© 1995 Ginger Henry Geyer
glazed porcelain with gold
6 parts, 10 ½” x 7” x 3 ½”
Adaptation from The Barnabas Altarpiece, English, 1250-60
No, I did not make up this title. Madonna del Latte is a bonafide term in art history. Leo Steinberg's influential book, The Sexuality of Christ in Renaissance Art and in Modern Oblivion, documents of hundreds of paintings which explicitly expose the bosom of Mary and the genitalia of Jesus, giving new light to the theology of incarnation. Painters displayed that Jesus was a real human who had to eat, who indeed had all his parts, even the life-giving ones. Maria Lactans is the oldest Virgin and Child motif, found in the catacombs in Rome, probably derived from the Egyptian Isis suckling Horus. Madonna del Latte was widely expressed by the 13th century, comparing grace to mother's milk suckled from the breasts of God. Often these medieval images show a bulbous breast, with the Christ Child as an older baby (or small man) grasping and playfully turning toward the viewer. When Jesus told us to "become like little children", was He inviting us to come out and play? To be nourished by wonder, as children are, and as new mothers are when breast-feeding finally works? To take delight in the goodness of things, such as an excellent caffe latte? Or a Caffe de Vita? If life is like caffeine, buzzy and addictive, might we know it more fully with an infusion of grace? I am not one who is able to take my coffee black; I need lots of milk.
When carving the first version of this piece, a friend came over with her new baby. He got fussy, so she calmly seated herself in my grandmother's old rocker and nursed him. Just a simple everyday event for them, but my studio was honored with pure glee. With homage to this, and to several scriptures invoking the themes of nourishment, grace, and authenticity vs. artificiality, a poem appears on the back of the apse:
Madonna del Latte,
Your voice makes a heavy-breasted buzz
I hear few words I see.
Time stands fresh as the milk moustache on my child
Lick away sweet grace! There is life below in the rumble--
God is rooting around!
Like a trusted cupbearer I crawl onto your lap to offer my emptiness.
My depleted demitasse is dirty,
the Kingdom is locked, a sword awaits my soul.
Sweet N' Low, swing low, sweet chariot
Fed Ex the formula for Incarnate Cremora!
She looks in my ear.
"You do not need more Equal, dear.

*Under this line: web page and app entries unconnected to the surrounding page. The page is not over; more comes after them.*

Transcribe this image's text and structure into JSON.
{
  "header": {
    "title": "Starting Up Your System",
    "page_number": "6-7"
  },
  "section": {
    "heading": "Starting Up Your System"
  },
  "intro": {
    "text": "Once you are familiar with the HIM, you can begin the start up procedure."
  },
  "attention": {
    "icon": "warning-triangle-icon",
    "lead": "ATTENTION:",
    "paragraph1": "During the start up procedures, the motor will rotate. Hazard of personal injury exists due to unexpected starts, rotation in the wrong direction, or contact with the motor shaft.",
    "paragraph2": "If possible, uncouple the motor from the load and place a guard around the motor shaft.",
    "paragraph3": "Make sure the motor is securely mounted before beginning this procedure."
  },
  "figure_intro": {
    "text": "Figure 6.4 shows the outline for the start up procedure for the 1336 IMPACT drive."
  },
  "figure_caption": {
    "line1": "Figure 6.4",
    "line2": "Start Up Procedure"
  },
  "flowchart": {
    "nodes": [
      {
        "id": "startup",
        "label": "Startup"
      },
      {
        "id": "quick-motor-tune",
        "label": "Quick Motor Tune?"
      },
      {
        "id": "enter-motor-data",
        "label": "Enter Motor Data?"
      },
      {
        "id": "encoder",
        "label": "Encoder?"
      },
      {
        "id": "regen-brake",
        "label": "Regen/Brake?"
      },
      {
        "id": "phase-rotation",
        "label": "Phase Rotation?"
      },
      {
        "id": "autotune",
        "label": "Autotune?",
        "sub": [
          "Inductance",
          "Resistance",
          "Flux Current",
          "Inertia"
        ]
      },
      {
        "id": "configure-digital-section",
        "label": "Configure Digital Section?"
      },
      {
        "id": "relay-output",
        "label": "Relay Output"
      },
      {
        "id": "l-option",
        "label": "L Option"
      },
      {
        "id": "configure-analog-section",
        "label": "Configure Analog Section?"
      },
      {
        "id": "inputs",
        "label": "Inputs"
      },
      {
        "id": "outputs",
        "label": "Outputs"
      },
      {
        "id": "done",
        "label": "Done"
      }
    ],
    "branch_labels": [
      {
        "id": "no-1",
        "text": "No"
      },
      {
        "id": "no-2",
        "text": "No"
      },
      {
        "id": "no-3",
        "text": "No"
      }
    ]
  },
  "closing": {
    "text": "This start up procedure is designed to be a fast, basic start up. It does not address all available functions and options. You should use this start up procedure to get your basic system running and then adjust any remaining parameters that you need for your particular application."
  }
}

Stir what you've got."
Feel the pondering place in Mary's heart.
It pumps that ye may milk out and be satisfied with her abundance.
Yet frantically I express myself.
How may I express my faith?
Express my milk for hungry babes as double-creamed espresso?
As barren dry humor?
Can I milk the system while breathing this halo of steam?
It dampens my bare skin, trickles between rounded couplets
of lullaby and burden
and settles over the gulping eyes of a satisfied baby.
You who receive so well give back
Slow grace upon grace.
A coming to fullness---O taste and see!
My cup overflows with the real thing,
inconvenient and immeasurable,
solid food that is liquid love.
Again, again, the firm warmed cry of your nourishment
makes me glad to be a mammal.